This was the other side. Everything was infuriating, everyone guilty. The days were long and morning came too soon, and the sun crept toward the bodies of those girls hidden under blankets, those girls now questioning their worth, those girls who once laid on air-mattresses with their sweethearts that flattened during the night, in college or in med school or while he was unemployed, in those days he could not afford a bed. So we filled them with confidence, with time, with money, to make him big enough, strong enough, and we could not know that one day this confidence we sculpted would make him eager to leave.
They did not tell us that love was not something you could throw away once finished. That it would remain on us like blackened scars, underneath blouses and in those places only we could see. That we would reach a point where it, once solid, would melt in our hands and we would never fully wash off its residue; and some love, the truest love, also the most dangerous, could disfigure our core.

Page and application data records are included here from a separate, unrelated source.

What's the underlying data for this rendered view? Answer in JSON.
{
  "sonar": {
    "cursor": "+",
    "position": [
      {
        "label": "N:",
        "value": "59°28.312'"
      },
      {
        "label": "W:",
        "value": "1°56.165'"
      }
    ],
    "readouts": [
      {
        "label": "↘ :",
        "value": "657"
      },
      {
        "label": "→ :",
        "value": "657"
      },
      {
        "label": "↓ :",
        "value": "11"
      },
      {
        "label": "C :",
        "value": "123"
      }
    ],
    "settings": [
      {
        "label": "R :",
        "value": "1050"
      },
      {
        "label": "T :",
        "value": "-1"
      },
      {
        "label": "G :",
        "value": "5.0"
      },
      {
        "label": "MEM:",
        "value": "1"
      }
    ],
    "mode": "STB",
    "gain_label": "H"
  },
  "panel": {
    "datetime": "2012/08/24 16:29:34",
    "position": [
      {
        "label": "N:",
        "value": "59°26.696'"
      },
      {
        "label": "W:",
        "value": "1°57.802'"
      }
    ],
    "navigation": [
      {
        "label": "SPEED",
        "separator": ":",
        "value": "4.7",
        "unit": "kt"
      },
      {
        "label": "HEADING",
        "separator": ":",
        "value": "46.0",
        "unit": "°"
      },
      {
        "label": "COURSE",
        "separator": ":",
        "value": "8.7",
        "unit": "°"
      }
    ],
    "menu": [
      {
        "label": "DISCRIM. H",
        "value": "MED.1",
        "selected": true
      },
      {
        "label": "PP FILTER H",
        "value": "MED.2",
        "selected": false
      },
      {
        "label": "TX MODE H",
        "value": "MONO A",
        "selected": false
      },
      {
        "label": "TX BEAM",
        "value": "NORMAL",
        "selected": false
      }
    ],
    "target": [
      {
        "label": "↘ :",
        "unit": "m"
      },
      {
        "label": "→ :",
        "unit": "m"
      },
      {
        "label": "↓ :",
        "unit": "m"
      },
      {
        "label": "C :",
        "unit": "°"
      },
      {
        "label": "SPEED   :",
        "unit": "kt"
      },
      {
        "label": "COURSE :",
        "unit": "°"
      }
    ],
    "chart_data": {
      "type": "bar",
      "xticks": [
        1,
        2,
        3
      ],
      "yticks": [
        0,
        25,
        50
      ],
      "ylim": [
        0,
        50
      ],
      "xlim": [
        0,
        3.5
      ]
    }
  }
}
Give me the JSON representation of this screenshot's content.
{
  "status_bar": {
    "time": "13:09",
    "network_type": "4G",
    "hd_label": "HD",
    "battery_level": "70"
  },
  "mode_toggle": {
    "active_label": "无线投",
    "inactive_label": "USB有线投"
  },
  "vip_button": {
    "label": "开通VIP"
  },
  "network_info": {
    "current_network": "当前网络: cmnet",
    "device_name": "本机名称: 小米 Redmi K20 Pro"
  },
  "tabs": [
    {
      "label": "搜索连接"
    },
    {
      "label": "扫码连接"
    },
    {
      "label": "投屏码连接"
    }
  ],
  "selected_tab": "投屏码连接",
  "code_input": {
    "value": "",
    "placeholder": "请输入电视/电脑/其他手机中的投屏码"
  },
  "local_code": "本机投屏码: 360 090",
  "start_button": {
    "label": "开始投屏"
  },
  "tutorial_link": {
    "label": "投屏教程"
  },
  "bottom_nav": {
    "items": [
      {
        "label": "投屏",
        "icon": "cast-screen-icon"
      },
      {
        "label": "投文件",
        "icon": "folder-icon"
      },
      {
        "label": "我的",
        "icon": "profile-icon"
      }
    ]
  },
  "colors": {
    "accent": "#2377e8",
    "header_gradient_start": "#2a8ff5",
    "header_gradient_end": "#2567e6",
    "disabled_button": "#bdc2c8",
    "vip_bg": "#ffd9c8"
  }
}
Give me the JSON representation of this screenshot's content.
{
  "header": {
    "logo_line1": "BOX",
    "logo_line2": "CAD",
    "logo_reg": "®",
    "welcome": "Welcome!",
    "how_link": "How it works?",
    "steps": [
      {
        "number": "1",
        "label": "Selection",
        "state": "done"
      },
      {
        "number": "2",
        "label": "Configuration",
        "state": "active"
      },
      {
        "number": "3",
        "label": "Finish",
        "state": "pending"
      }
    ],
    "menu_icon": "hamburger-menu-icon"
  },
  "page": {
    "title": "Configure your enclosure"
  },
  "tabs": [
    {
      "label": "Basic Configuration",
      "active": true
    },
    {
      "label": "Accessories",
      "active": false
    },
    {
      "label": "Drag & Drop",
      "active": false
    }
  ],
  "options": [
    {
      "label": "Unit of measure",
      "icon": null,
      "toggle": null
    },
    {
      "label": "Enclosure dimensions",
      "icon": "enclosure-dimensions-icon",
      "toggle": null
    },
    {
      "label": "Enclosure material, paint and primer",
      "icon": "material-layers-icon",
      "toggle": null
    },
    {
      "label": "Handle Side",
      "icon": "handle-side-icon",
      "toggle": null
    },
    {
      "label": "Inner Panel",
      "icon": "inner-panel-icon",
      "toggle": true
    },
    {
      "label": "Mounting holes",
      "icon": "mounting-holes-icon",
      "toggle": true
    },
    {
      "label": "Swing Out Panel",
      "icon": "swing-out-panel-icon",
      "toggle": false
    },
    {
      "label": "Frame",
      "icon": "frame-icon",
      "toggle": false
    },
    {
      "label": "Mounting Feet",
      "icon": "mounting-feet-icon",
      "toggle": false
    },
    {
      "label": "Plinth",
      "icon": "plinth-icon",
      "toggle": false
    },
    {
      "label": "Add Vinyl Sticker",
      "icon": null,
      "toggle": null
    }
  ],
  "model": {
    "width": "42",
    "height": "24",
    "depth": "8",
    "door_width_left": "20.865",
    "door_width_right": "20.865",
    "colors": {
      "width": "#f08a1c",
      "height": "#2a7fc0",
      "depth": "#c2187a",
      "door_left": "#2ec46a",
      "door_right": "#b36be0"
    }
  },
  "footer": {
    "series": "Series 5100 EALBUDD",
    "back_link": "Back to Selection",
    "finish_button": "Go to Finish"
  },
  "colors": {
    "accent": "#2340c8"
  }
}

When we were children and they spoke of it, we did not fully understand. They had different conversations with the girls than they had with the boys. They separated us into rooms divided by thin walls where we could still hear the boys laughing as they explained our parts, the unmentionable parts, the parts between our legs that were rude to speak of, and when we giggled our way through our questions the teachers mentioned love, but we did not fully understand it. So our parents tried to explain it and they spoke of love in that creamy, sterilized way, stripped of those parts that were rude to speak of, and because they censored our parts, neglecting mention of those juices and stiffening limbs, we did not believe the bigness that they spoke of. We ignored the rage in their eyes. So we went to films, and we went to music, and we gathered our friends, other girls and boys in those separated rooms, and we shared our misunderstanding, and we built it up, constructed it, all of us, until its shadow was too vast to deny. And we, once little girls and boys, were now 21 and 25 and 28 and 32, and we were angered that the reality of our lives and our loves did not live up to that haunting, beautiful, impossible shadow.
wayetu moore, love/woman/thirty @ the rumpus